Joeblade

Falling in and out of love with La La Land

I want to start this piece (which does contain spoilers), by stating my credentials: despite my rock-hard, toffee-glazed exterior, I like musicals. Singin’ in the Rain, An American in Paris, The Little Shop of Horrors, Moulin Rouge, Chicago, The Young Girls of Rochefort, The Nightmare Before Christmas and every goddamn Muppet film except for the one I haven’t seen because it stars Ricky Gervais. I think most TV shows would benefit at least one musical episode, like Buffy’s Once More With Feeling, or the whole of Doctor Horrible, or the musical episode of Lexx, or the karaoke bit in Sense8, or the entirety of the ruthlessly inventive My Crazy Ex-Girlfriend, or Mayhem of the Music Meister! from Batman: The Brave and the Bold. I like musicals so much I sometimes regret I wasn’t born homosexual, but, we all have to play the hand we’re dealt, and my hand is, tragically, straight.

So in theory, I should have liked La La Land a lot more than I did. It starts strong, with a tremendous Jacques Demy-style opening number, Another Day of Sun, people all over the place singing and dancing and occasionally beeping their horns. It’s spectacular, not just as a piece of music or a piece of film but as a statement of intent for what’s to come, and the momentum keeps up with Someone in the Crowd, another great song with some exciting camerawork and lovely dresses. The romance between Mia and Ryan Gosling’s Sebastian is cute and funny.

But, slowly, the film just lost me. I got bored, I checked my watch, and the romance turns into the stuff of superficial romcoms. The heights of the opening number are never reached again, the film returning instead to variations on City of Stars that wear thin as the story sinks into an insipid relationship drama.
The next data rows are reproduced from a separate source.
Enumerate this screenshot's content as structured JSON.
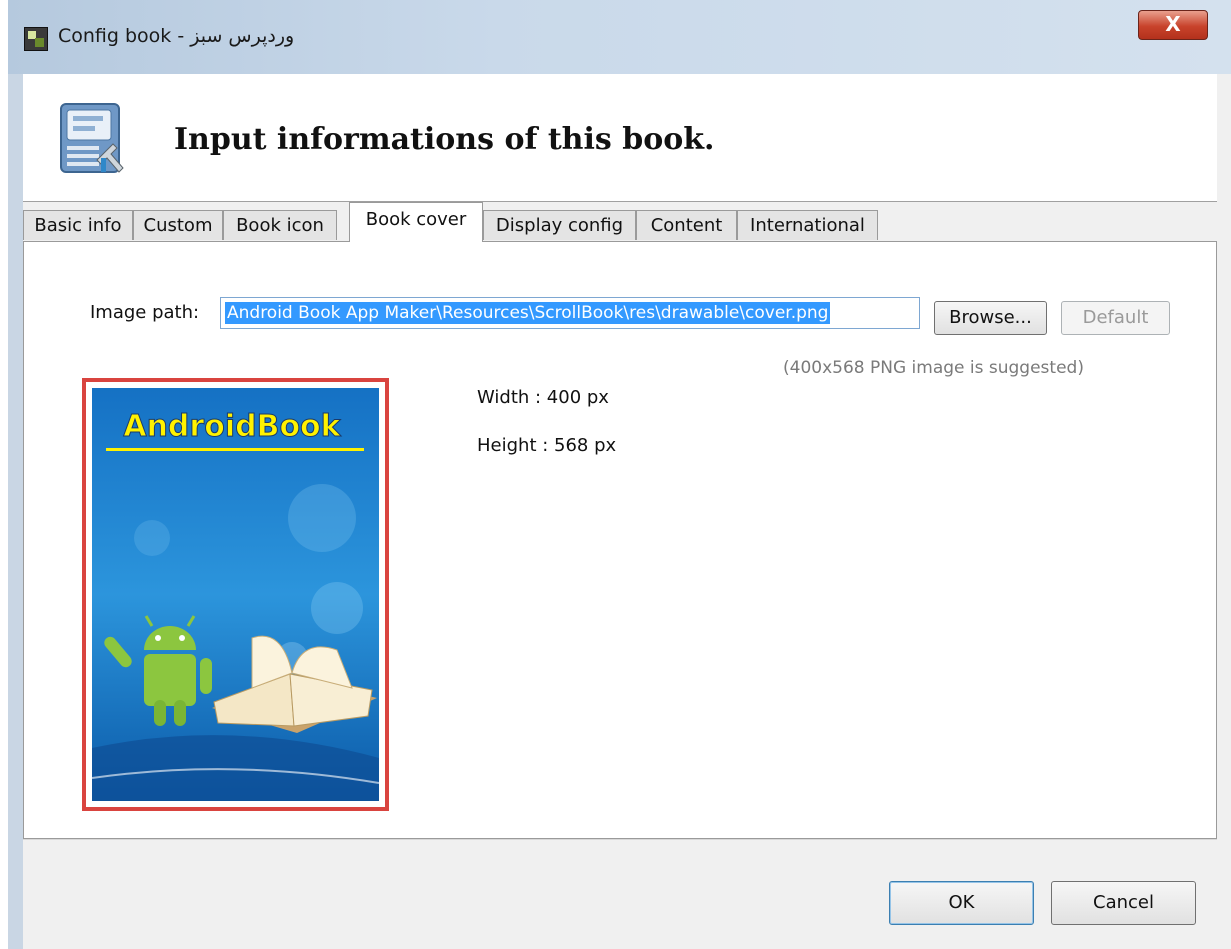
{
  "window": {
    "title": "Config book - وردپرس سبز",
    "close_glyph": "X",
    "app_icon": "book-app-icon"
  },
  "header": {
    "title": "Input informations of this book.",
    "icon": "book-settings-icon"
  },
  "tabs": [
    {
      "label": "Basic info",
      "active": false
    },
    {
      "label": "Custom",
      "active": false
    },
    {
      "label": "Book icon",
      "active": false
    },
    {
      "label": "Book cover",
      "active": true
    },
    {
      "label": "Display config",
      "active": false
    },
    {
      "label": "Content",
      "active": false
    },
    {
      "label": "International",
      "active": false
    }
  ],
  "cover": {
    "path_label": "Image path:",
    "path_value": "Android Book App Maker\\Resources\\ScrollBook\\res\\drawable\\cover.png",
    "browse_label": "Browse...",
    "default_label": "Default",
    "hint": "(400x568 PNG image is suggested)",
    "width_text": "Width : 400 px",
    "height_text": "Height : 568 px",
    "preview_title": "AndroidBook"
  },
  "footer": {
    "ok_label": "OK",
    "cancel_label": "Cancel"
  },
  "colors": {
    "cover_border": "#d9443f",
    "selection": "#3399ff",
    "close_button": "#c8432b"
  }
}
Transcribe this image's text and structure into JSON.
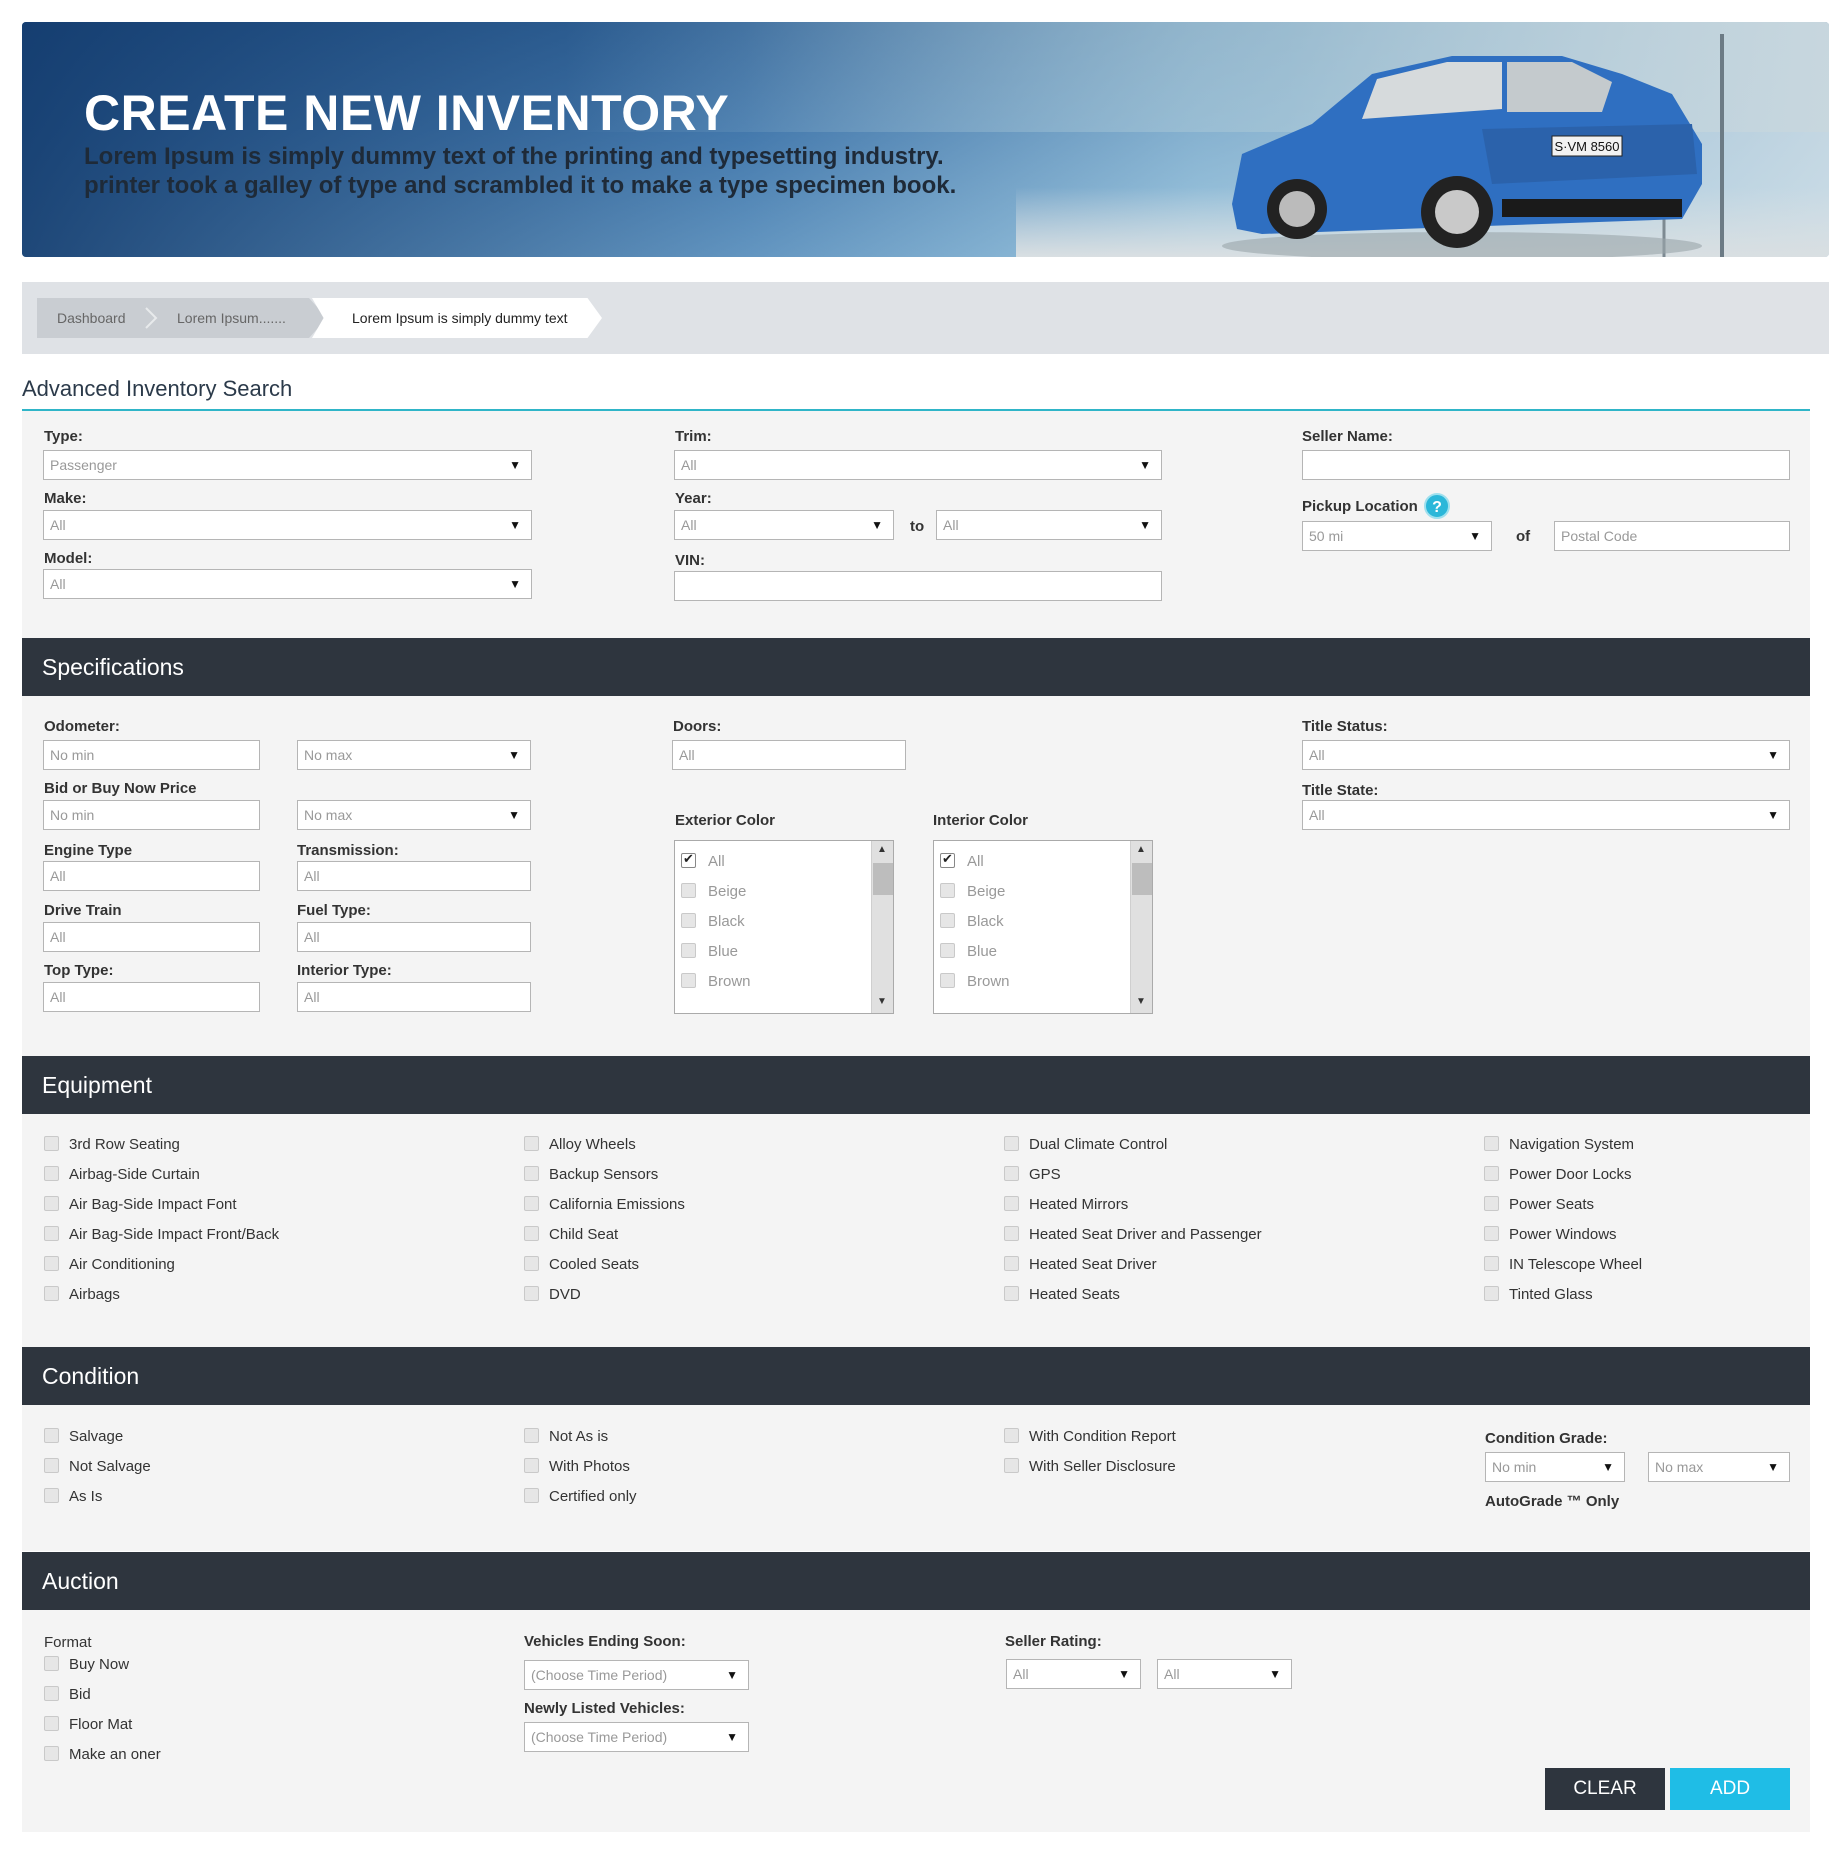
{
  "hero": {
    "title": "CREATE NEW INVENTORY",
    "subtitle_line1": "Lorem Ipsum is simply dummy text of the printing and typesetting industry.",
    "subtitle_line2": "printer took a galley of type and scrambled it to make a type specimen book.",
    "plate": "S·VM 8560"
  },
  "breadcrumb": [
    "Dashboard",
    "Lorem Ipsum.......",
    "Lorem Ipsum is simply dummy text"
  ],
  "search": {
    "title": "Advanced Inventory Search",
    "type_label": "Type:",
    "type_value": "Passenger",
    "make_label": "Make:",
    "make_value": "All",
    "model_label": "Model:",
    "model_value": "All",
    "trim_label": "Trim:",
    "trim_value": "All",
    "year_label": "Year:",
    "year_from": "All",
    "year_to_label": "to",
    "year_to": "All",
    "vin_label": "VIN:",
    "vin_value": "",
    "seller_label": "Seller Name:",
    "seller_value": "",
    "pickup_label": "Pickup Location",
    "help_icon": "?",
    "pickup_distance": "50 mi",
    "of_label": "of",
    "postal_placeholder": "Postal Code"
  },
  "specifications": {
    "title": "Specifications",
    "odometer_label": "Odometer:",
    "odometer_min": "No min",
    "odometer_max": "No max",
    "price_label": "Bid or Buy Now Price",
    "price_min": "No min",
    "price_max": "No max",
    "engine_label": "Engine Type",
    "engine_value": "All",
    "transmission_label": "Transmission:",
    "transmission_value": "All",
    "drive_label": "Drive Train",
    "drive_value": "All",
    "fuel_label": "Fuel Type:",
    "fuel_value": "All",
    "top_label": "Top Type:",
    "top_value": "All",
    "interior_type_label": "Interior Type:",
    "interior_type_value": "All",
    "doors_label": "Doors:",
    "doors_value": "All",
    "exterior_color_label": "Exterior Color",
    "interior_color_label": "Interior Color",
    "colors": [
      "All",
      "Beige",
      "Black",
      "Blue",
      "Brown"
    ],
    "title_status_label": "Title Status:",
    "title_status_value": "All",
    "title_state_label": "Title State:",
    "title_state_value": "All"
  },
  "equipment": {
    "title": "Equipment",
    "columns": [
      [
        "3rd Row Seating",
        "Airbag-Side Curtain",
        "Air Bag-Side Impact Font",
        "Air Bag-Side Impact Front/Back",
        "Air Conditioning",
        "Airbags"
      ],
      [
        "Alloy Wheels",
        "Backup Sensors",
        "California Emissions",
        "Child Seat",
        "Cooled Seats",
        "DVD"
      ],
      [
        "Dual Climate Control",
        "GPS",
        "Heated Mirrors",
        "Heated Seat Driver and Passenger",
        "Heated Seat Driver",
        "Heated Seats"
      ],
      [
        "Navigation System",
        "Power Door Locks",
        "Power Seats",
        "Power Windows",
        "IN Telescope Wheel",
        "Tinted Glass"
      ]
    ]
  },
  "condition": {
    "title": "Condition",
    "columns": [
      [
        "Salvage",
        "Not Salvage",
        "As Is"
      ],
      [
        "Not As is",
        "With Photos",
        "Certified only"
      ],
      [
        "With Condition Report",
        "With Seller Disclosure"
      ]
    ],
    "grade_label": "Condition Grade:",
    "grade_min": "No min",
    "grade_max": "No max",
    "autograde": "AutoGrade ™ Only"
  },
  "auction": {
    "title": "Auction",
    "format_label": "Format",
    "formats": [
      "Buy Now",
      "Bid",
      "Floor Mat",
      "Make an oner"
    ],
    "ending_label": "Vehicles Ending Soon:",
    "ending_value": "(Choose Time Period)",
    "newly_label": "Newly Listed Vehicles:",
    "newly_value": "(Choose Time Period)",
    "rating_label": "Seller Rating:",
    "rating_from": "All",
    "rating_to": "All"
  },
  "buttons": {
    "clear": "CLEAR",
    "add": "ADD"
  }
}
For almost the whole second half of the film it’s barely a musical at all as Mia and Sebastian’s relationship flounders under mundane stresses, and without any big numbers to carry me along I realised I’d never been all that invested in them in the first place, not as a couple and not as individuals.

Mia’s story — the gripping journey of a young, beautiful, struggling actress who ends up a young, beautiful, successful actress — is bland and formulaic, but she at least seems like she might be fun to hang out with when she’s not being obnoxiously affectionate with her boyfriend in public. Sebastian though, with his ideological snobbery about how jazz ought to be, is a pub bore. He patronisingly dictates his musical theories to Mia, telling her how her opinions on jazz were wrong, actually, insisting that traditional jazz needs to be ‘saved’ from contemporary bands, and that he was the one to save it. By the end of the film he’s not really learnt anything; his views are never seriously challenged. The only modern jazz in the film is presented for mockery and disdain and theatrical looks of horror, and Sebastian’s successful traditional jazz club at the end only vindicates his rigid stance.

Ironically the film’s big closing number, another spectacular piece that sees Sebastian imagine how great his relationship with Mia could have been, had things been different, made me imagine how much I could have loved the film had it not fundamentally just been about a pair of dull hipsters.

I don’t want to belittle that ending; it’s a genuinely brilliant moment and I’m sure it must have been a real punch in the gut for anyone still emotionally engaged with things. But for me…I really wanted to fall in love with La La Land, and for a brief, giddy moment, I was. But it wasn’t to be.

By Paul Haine, in